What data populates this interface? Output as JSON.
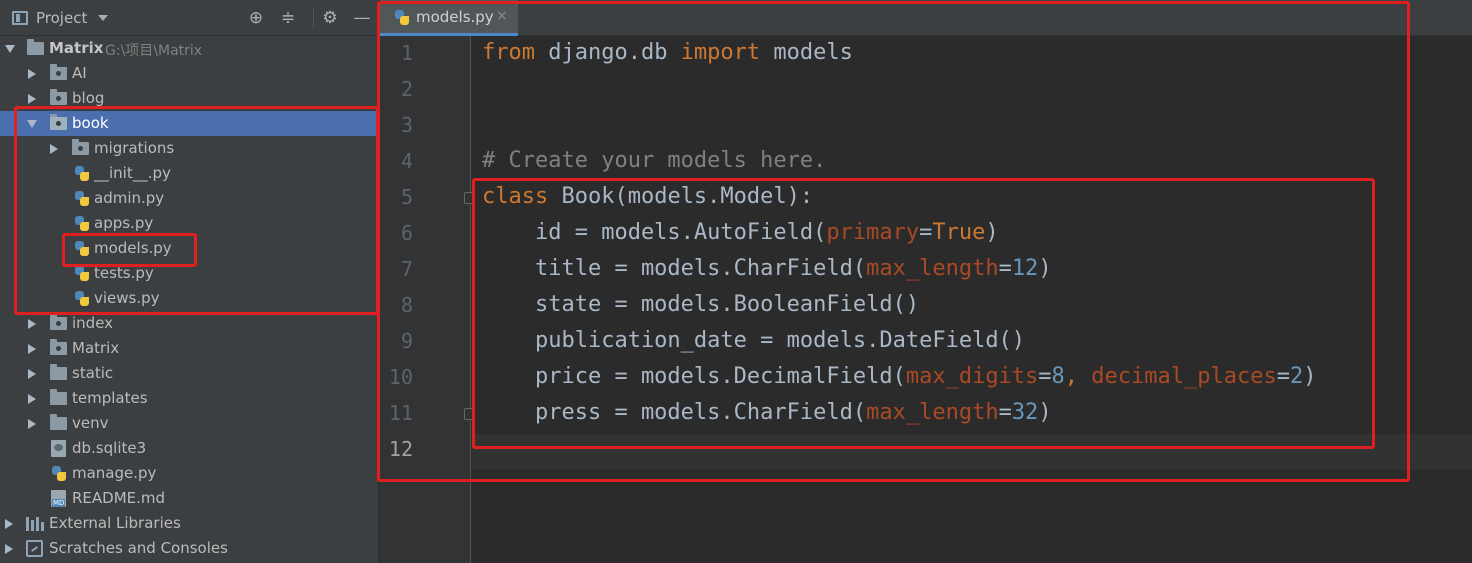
{
  "sidebar": {
    "header": {
      "title": "Project"
    },
    "tree": [
      {
        "label": "Matrix",
        "sub": "G:\\项目\\Matrix"
      },
      {
        "label": "AI"
      },
      {
        "label": "blog"
      },
      {
        "label": "book"
      },
      {
        "label": "migrations"
      },
      {
        "label": "__init__.py"
      },
      {
        "label": "admin.py"
      },
      {
        "label": "apps.py"
      },
      {
        "label": "models.py"
      },
      {
        "label": "tests.py"
      },
      {
        "label": "views.py"
      },
      {
        "label": "index"
      },
      {
        "label": "Matrix"
      },
      {
        "label": "static"
      },
      {
        "label": "templates"
      },
      {
        "label": "venv"
      },
      {
        "label": "db.sqlite3"
      },
      {
        "label": "manage.py"
      },
      {
        "label": "README.md"
      },
      {
        "label": "External Libraries"
      },
      {
        "label": "Scratches and Consoles"
      }
    ]
  },
  "editor": {
    "tab": {
      "label": "models.py",
      "close": "×"
    },
    "line_numbers": [
      "1",
      "2",
      "3",
      "4",
      "5",
      "6",
      "7",
      "8",
      "9",
      "10",
      "11",
      "12"
    ],
    "lines": [
      {
        "kw1": "from",
        "mod": " django.db ",
        "kw2": "import",
        "rest": " models"
      },
      {
        "text": ""
      },
      {
        "text": ""
      },
      {
        "comment": "# Create your models here."
      },
      {
        "kw": "class",
        "rest": " Book(models.Model):"
      },
      {
        "pre": "    id = models.AutoField(",
        "p1": "primary",
        "eq1": "=",
        "v1": "True",
        "post": ")"
      },
      {
        "pre": "    title = models.CharField(",
        "p1": "max_length",
        "eq1": "=",
        "v1": "12",
        "post": ")"
      },
      {
        "text": "    state = models.BooleanField()"
      },
      {
        "text": "    publication_date = models.DateField()"
      },
      {
        "pre": "    price = models.DecimalField(",
        "p1": "max_digits",
        "eq1": "=",
        "v1": "8",
        "sep": ", ",
        "p2": "decimal_places",
        "eq2": "=",
        "v2": "2",
        "post": ")"
      },
      {
        "pre": "    press = models.CharField(",
        "p1": "max_length",
        "eq1": "=",
        "v1": "32",
        "post": ")"
      },
      {
        "text": ""
      }
    ]
  },
  "colors": {
    "keyword": "#cc7832",
    "comment": "#808080",
    "param": "#aa4926",
    "number": "#6897bb",
    "annotation": "#e02020",
    "selection": "#4b6eaf"
  }
}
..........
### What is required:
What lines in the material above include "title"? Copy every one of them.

### Task output:
      "title": "Project"
        "pre": "    title = models.CharField(",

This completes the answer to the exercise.